Vacuum interrupters are constructed from materials that can be recovered and recycled at the end of life. They do not contain greenhouse gases; nor do they present potential health hazards due to the products of decomposition. No special precautions are necessary to protect the environment from the results of leaks or during disposal.
The compact size of modern vacuum insulator bottles means that special measures are necessary to improve insulation levels. A 150mm ceramic length will only have a basic insulation level (BIL) of 125kV in air. For this reason insulators may be immersed in a dielectric medium such as oil or SF6 gas to raise the BIL to 170kV. Oil is being phased out because of the fire risk, so SF6 insulation is favoured by many manufacturers.
However, an alternative approach is to enclose the vacuum interrupter in a potting compound such as polyurethane or epoxy. In some cases an epoxy insulator with a contoured profile, similar to the ‘sheds’ used on overhead line insulators, is used to increase creepage distances. This is especially valuable when the equipment is used in industrial environments involving heavy atmospheric pollution or condensation. In some cases the entire interrupter and associated busbar are enclosed in solid insulation.
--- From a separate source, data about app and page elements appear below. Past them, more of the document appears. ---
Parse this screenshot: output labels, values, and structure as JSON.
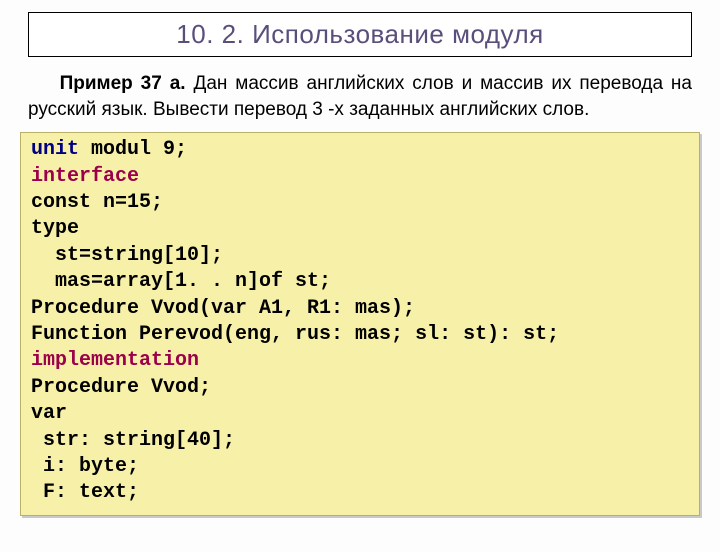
{
  "heading": "10. 2. Использование модуля",
  "intro": {
    "label": "Пример 37 а.",
    "text": "  Дан массив английских слов и массив их перевода на русский язык. Вывести перевод 3 -х заданных английских слов."
  },
  "code": {
    "l01a": "unit",
    "l01b": " modul 9;",
    "l02": "interface",
    "l03": "const n=15;",
    "l04": "type",
    "l05": "  st=string[10];",
    "l06": "  mas=array[1. . n]of st;",
    "l07": "Procedure Vvod(var A1, R1: mas);",
    "l08": "Function Perevod(eng, rus: mas; sl: st): st;",
    "l09": "implementation",
    "l10": "Procedure Vvod;",
    "l11": "var",
    "l12": " str: string[40];",
    "l13": " i: byte;",
    "l14": " F: text;"
  }
}
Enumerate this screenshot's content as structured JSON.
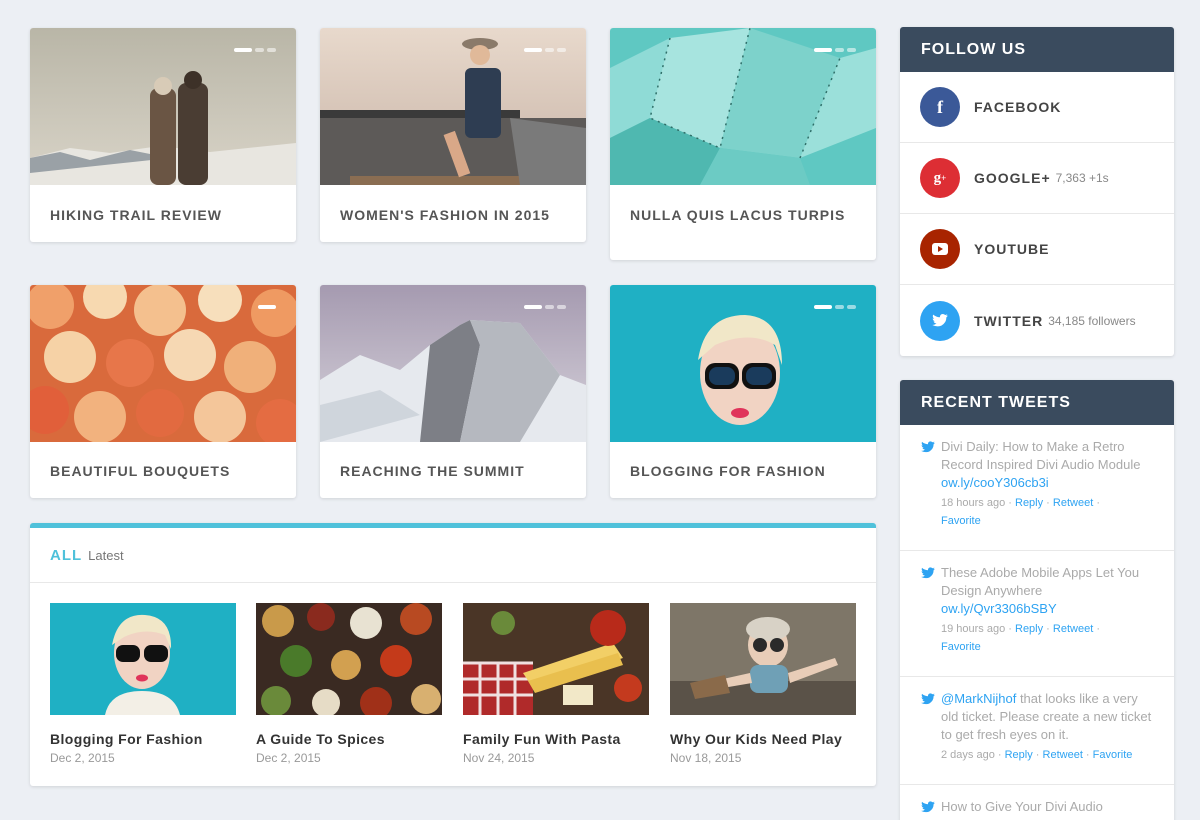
{
  "cards": [
    {
      "title": "HIKING TRAIL REVIEW"
    },
    {
      "title": "WOMEN'S FASHION IN 2015"
    },
    {
      "title": "NULLA QUIS LACUS TURPIS"
    },
    {
      "title": "BEAUTIFUL BOUQUETS"
    },
    {
      "title": "REACHING THE SUMMIT"
    },
    {
      "title": "BLOGGING FOR FASHION"
    }
  ],
  "follow": {
    "heading": "FOLLOW US",
    "items": [
      {
        "name": "FACEBOOK",
        "extra": "",
        "icon": "facebook-icon",
        "color": "#3b5998"
      },
      {
        "name": "GOOGLE+",
        "extra": "7,363 +1s",
        "icon": "google-plus-icon",
        "color": "#dd2e34"
      },
      {
        "name": "YOUTUBE",
        "extra": "",
        "icon": "youtube-icon",
        "color": "#a82400"
      },
      {
        "name": "TWITTER",
        "extra": "34,185 followers",
        "icon": "twitter-icon",
        "color": "#2ea3f2"
      }
    ]
  },
  "tweets": {
    "heading": "RECENT TWEETS",
    "items": [
      {
        "text": "Divi Daily: How to Make a Retro Record Inspired Divi Audio Module ",
        "link": "ow.ly/cooY306cb3i",
        "time": "18 hours ago",
        "reply": "Reply",
        "retweet": "Retweet",
        "favorite": "Favorite"
      },
      {
        "text": "These Adobe Mobile Apps Let You Design Anywhere ",
        "link": "ow.ly/Qvr3306bSBY",
        "time": "19 hours ago",
        "reply": "Reply",
        "retweet": "Retweet",
        "favorite": "Favorite"
      },
      {
        "mention": "@MarkNijhof",
        "text": " that looks like a very old ticket. Please create a new ticket to get fresh eyes on it.",
        "time": "2 days ago",
        "reply": "Reply",
        "retweet": "Retweet",
        "favorite": "Favorite"
      },
      {
        "text": "How to Give Your Divi Audio"
      }
    ]
  },
  "latest": {
    "all_label": "ALL",
    "latest_label": "Latest",
    "posts": [
      {
        "title": "Blogging For Fashion",
        "date": "Dec 2, 2015"
      },
      {
        "title": "A Guide To Spices",
        "date": "Dec 2, 2015"
      },
      {
        "title": "Family Fun With Pasta",
        "date": "Nov 24, 2015"
      },
      {
        "title": "Why Our Kids Need Play",
        "date": "Nov 18, 2015"
      }
    ]
  }
}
Solid insulation means that the circuit-breaker assembly can operate in a normal enclosure with no special sealing or gas filling, and there is no need for costly monitoring equipment. Maintenance is negligible and life can be expected to be 30 years or more.
Total cost of ownership
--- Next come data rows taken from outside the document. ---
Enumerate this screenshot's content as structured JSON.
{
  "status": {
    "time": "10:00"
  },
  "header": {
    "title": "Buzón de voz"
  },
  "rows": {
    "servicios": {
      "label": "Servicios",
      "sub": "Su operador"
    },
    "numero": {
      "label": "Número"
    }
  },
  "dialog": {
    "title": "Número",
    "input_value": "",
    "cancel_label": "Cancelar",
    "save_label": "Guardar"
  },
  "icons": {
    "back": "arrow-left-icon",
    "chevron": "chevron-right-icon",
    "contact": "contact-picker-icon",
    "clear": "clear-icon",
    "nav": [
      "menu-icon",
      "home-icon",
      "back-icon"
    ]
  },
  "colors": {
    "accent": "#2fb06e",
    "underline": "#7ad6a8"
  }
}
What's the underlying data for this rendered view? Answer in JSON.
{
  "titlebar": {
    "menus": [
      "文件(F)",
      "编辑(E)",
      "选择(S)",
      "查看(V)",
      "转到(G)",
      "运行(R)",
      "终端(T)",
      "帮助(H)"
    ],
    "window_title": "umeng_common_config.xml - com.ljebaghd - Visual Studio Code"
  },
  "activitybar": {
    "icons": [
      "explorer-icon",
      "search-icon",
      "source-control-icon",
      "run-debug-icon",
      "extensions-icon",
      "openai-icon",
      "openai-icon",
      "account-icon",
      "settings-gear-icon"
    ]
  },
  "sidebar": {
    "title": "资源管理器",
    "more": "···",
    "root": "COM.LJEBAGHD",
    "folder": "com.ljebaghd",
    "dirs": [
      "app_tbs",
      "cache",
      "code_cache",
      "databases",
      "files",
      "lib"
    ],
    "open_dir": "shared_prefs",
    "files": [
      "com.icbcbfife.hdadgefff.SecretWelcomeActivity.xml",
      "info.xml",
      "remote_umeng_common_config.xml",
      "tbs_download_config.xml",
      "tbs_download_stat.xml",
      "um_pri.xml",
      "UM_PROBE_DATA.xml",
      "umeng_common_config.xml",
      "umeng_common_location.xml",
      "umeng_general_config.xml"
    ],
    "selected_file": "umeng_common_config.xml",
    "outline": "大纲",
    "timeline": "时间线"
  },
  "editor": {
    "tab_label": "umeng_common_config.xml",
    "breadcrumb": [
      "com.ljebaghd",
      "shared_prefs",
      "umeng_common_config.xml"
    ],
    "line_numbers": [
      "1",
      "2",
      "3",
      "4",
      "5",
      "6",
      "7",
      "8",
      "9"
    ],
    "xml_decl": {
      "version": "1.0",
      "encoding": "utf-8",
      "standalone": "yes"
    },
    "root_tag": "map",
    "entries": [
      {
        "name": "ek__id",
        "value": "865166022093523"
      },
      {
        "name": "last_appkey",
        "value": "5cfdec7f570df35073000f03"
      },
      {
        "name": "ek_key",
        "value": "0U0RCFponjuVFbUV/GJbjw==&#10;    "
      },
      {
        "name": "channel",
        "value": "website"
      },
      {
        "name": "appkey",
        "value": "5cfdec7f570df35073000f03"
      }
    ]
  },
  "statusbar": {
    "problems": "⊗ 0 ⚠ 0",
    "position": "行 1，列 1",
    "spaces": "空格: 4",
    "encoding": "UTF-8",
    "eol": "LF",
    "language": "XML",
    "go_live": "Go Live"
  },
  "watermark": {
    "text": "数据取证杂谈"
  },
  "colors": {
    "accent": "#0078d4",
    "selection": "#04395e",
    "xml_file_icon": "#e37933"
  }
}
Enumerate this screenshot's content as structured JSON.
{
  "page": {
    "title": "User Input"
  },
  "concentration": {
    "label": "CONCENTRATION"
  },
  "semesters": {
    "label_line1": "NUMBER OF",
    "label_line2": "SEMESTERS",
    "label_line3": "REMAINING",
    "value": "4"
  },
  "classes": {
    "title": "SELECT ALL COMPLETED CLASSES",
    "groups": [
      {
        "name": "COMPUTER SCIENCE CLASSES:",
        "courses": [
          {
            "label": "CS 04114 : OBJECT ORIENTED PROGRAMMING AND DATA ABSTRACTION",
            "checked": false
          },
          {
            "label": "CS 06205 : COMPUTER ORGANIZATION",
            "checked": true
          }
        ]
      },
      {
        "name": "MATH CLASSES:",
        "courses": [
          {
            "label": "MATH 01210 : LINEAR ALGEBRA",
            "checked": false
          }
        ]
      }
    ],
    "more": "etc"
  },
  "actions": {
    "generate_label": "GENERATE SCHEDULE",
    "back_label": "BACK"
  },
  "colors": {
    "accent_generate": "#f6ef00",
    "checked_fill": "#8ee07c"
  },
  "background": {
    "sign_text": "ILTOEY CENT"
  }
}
While the unit cost for gas insulated switchgear is lower than for the solid insulated switchgear described above, total cost of ownership is much higher for the GIS equipment. The specialist nature of the pressure checks needed by GIS equipment means that trained personnel with specialist equipment will have to carry out the work. One estimate has put the annual cost of this maintenance as 9% of the equipment value per year. This does not include any other safety and insurance costs involved.
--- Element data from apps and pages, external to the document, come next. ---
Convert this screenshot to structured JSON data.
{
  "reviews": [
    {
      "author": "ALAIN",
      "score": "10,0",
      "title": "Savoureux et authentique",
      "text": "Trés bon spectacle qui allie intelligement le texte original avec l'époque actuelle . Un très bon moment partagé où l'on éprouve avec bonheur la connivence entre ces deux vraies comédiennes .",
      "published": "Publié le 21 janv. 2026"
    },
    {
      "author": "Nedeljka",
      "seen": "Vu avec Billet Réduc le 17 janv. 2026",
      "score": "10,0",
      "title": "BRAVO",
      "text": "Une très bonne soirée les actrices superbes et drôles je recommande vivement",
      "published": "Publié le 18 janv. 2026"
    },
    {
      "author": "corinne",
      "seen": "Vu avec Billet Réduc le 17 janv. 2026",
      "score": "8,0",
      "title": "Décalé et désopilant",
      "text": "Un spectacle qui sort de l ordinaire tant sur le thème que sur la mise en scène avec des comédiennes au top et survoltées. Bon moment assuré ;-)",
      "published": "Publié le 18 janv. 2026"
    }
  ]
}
Disposal costs for GIS equipment at end of life are difficult to quantify. Recycling of parts and by-products is not practical and dismantling, transport and disposal costs will be high. In contrast the solid-insulated equipment is fully compliant with ISO 14001, covering environmental management systems and standards. All parts are capable of being recycled.
More and more modern commercial and industrial developments include packaged substations close to, or within, the building envelope. Many of these use the greenhouse gas SF6 as an insulant when a perfectly suitable alternative is available in the shape of vacuum switchgear with solid dielectric insulation. This offers lower total cost of ownership. Vacuum switchgear with solid insulation produces no hazardous by-products and all parts can be recycled at end of life.
As an added benefit, existing minimum oil circuit-breakers can be replaced by vacuum circuit-breakers with solid insulation.